www.law.umkc.edu/ faculty/ projects/ ftrials/ wilde/ wilde.htm
OSCAR WILDE : DE PROFUNDIS « eye of the cyclone
oscar wilde de profundis. “It is tragic how few people ever ‘possess their ... download, Oscar Wilde’s De Profundis. This entry was posted on October 19, ...
digitalseance.wordpress.com/ 2007/ 10/ 19/ oscar-wilde-de-profundis/
Wilde's "De Profundis."; DE PROFUNDIS. By Oscar Wilde. 12mo. Pp ...
DE PROFUNDIS. By Oscar Wilde. 12mo. Pp., 123. With portrait. Gray boards. Deckle edges. Gilt top. New York: gp Putnam's Sons. $1.25 net. 10c. postage. ...
query.nytimes.com/ gst/ abstract.html?res=F20714FC3F5E12738DDDA80894DC405B858CF1D3
The Complete Works of Oscar Wilde, volume ii: De Profundis ...
If the editorial tasks that face the editor of Dorian Gray are intricate, those posed by the work commonly known as De Profundis are fearsome. ...
res.oxfordjournals.org/ cgi/ content/ full/ 57/ 228/ 130
ill-advised: BOOK: Oscar Wilde, "De Profundis"
He was also working on a literary essay, something similar to what we now usually know as De Profundis . The two texts had much in common, and the result ...
illadvised.blogspot.com/ 2005/ 09/ book-oscar-wilde-de-profundis.html
De Profundis by Oscar Wilde - Project Gutenberg
Letter written from prison. In plain text, and as a zip file
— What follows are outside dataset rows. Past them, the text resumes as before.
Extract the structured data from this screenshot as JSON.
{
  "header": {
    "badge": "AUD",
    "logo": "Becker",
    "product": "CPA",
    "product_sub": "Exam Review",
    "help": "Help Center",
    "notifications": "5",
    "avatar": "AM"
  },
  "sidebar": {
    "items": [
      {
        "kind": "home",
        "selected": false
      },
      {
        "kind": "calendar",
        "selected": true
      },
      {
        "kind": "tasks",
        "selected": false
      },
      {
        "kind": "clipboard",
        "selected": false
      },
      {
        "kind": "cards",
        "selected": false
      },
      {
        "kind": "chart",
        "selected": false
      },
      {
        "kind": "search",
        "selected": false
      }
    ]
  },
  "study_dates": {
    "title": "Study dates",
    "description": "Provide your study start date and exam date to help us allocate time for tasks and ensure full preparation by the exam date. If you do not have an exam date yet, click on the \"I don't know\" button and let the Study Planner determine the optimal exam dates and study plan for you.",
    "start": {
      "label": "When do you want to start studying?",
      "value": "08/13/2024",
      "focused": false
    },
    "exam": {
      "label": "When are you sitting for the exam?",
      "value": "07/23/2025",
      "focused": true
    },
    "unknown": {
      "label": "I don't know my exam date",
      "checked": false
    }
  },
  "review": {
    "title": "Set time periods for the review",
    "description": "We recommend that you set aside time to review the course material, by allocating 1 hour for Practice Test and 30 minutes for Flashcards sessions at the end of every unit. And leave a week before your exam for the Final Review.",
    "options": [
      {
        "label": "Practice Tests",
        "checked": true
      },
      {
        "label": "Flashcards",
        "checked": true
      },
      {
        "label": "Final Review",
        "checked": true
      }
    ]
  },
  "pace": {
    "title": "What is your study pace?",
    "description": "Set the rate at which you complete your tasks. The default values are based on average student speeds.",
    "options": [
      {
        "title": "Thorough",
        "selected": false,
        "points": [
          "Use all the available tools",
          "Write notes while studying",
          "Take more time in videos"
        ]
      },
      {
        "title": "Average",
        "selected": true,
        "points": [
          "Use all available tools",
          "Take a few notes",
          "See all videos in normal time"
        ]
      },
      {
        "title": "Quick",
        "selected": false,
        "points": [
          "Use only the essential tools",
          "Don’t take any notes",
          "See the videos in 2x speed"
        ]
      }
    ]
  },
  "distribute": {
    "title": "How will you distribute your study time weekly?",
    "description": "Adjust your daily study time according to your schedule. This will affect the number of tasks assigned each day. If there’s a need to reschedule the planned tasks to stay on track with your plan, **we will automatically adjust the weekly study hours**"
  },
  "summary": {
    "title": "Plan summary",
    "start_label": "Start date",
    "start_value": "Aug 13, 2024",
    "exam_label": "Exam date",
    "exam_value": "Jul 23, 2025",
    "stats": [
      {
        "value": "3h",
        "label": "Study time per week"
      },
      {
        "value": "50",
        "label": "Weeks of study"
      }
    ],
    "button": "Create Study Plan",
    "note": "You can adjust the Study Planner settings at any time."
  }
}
www.gutenberg.org/ etext/ 921
Oscar Wilde, De Profundis, and the rhetoric of agency | Papers on ...
Oscar Wilde, De Profundis, and the rhetoric of agency from Papers on Language and Literature in Reference provided free by Find Articles.
findarticles.com/ p/ articles/ mi_qa3708/ is_200101/ ai_n8949965
Suppressions in ‘De Profundis’
Some time ago I pointed out (what was to me a new discovery) that certain passages in the German translation of Oscar Wilde’s ‘De Profundis’ did not exist ...
www.oscholars.com/ TO/ Appendix/ Library/ BENNETT.htm